The session that I took most from was probably Vartan Tamizian’s session on historical narratives. Unfortunately, my journey here started from the “narrative analysis” questions in the Edexcel GCSEs. However Vartan very usefully fused my thinking, which to this point had remained compartmentalised into separate silos in my head: historical frameworks, which I have been working on for my MA, and narrative accounts in history. This, I think, demonstrates the value of these conferences. One of my colleagues in RS perhaps puts it best, by suggesting that there are no new ideas in teaching, but it can be valuable to be reminded of them.

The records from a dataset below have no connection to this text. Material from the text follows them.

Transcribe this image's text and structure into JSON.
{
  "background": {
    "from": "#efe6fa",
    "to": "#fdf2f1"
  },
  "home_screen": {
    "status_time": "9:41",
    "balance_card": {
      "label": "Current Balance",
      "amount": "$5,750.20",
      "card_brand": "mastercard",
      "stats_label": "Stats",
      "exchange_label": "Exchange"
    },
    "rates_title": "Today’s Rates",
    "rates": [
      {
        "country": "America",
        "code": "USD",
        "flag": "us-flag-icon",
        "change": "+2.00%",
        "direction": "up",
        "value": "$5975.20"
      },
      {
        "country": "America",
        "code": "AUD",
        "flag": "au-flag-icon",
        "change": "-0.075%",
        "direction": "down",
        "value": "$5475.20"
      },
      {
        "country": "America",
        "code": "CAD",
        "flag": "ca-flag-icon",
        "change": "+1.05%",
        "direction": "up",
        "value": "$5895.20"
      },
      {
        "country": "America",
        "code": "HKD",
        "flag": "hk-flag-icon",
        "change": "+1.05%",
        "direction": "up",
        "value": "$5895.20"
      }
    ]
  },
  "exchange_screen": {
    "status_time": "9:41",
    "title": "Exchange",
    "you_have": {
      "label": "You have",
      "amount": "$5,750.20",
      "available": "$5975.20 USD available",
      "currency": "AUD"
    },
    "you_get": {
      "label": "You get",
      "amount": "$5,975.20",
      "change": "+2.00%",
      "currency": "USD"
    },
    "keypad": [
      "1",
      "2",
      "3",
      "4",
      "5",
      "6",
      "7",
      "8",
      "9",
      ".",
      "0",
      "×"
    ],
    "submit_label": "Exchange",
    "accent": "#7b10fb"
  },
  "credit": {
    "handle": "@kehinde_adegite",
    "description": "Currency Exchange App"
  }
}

Vartan’s session was typical of the day, in that it had both strong connections with existing historical discourse, with a wealth of references to literature-review level research and to academic history. I was hooked from the outset. Participants were given a wealth of examples of how narratives are used across the curriculum. One idea I particularly liked was at GCSE, where students produce a “living document”, a narrative of their course so far that they review and update in each school holiday. These narratives serve as excellent revision tools, as well as being quick diagnostic tools for the teacher. Narratives can be used to embed knowledge; the Michaela school have said much on the power of ‘stories’ to develop memory.
In many ways, Vartan was perhaps preaching to the converted. The real value in the session came in how to construct historical narratives. I look forward to trying these ideas out in the classroom, but the clear distinction drawn between actors in history, and external events (“happenings”) seems an obvious and valuable way of breaking down the process of generating narratives.
Narratives are inherently complex. One of the challenges of delivering narratives to students is that we need to problematise them. History is too readily abused. Students too easily seize on parts of narratives that fit their existing world-view, their prejudices and discard the rest if they are not taught how to challenge the narrative (Howson 2009). This would involve the clear teaching of different historical interpetations. In light of this, I have wrestled with some elements of Robert Tombs’ closing lecture. It seems to have been an exceptionally popular part of the day, so I write this with some trepidation. But the idea that teaching an English narrative of history struck me as somewhat troubling. Tombs was very deliberate in drawing on the rise of Mary Seacole in history, as a cautionary tale and an example of why we should perhaps return to a more traditional curriculum. It was not clear that the Seacole myth has already been thoroughly debunked. I wasn’t always entirely clear on how far Tombs was echoing Counsell in the morning session. Counsell had passionately reminded us that “to challenge the canon, we must teach the canon” (Christine clearly read my most recent MA essay…!). Was this Tombs’ message too? I felt that it was, on balance, but the very deliberate point of excluding new minority histories was perhaps bristled within the more nuanced points that were being communicated.
I would like to think that the narrative of the day was one of knowledge, and providing the necessary disciplinary knowledge to make it powerful. We can all agree that the day revolved around a committed group of history teachers, wrestling with the complexity of their subject, facilitated by an excellent subject team at the West London Free School.
Roll on next year’s conference Louis! And St. Totteringham’s Day
Howson, J, ‘Potential and pitfalls in teaching ‘big pictures’ of the past’, Teaching History, 136, (2009).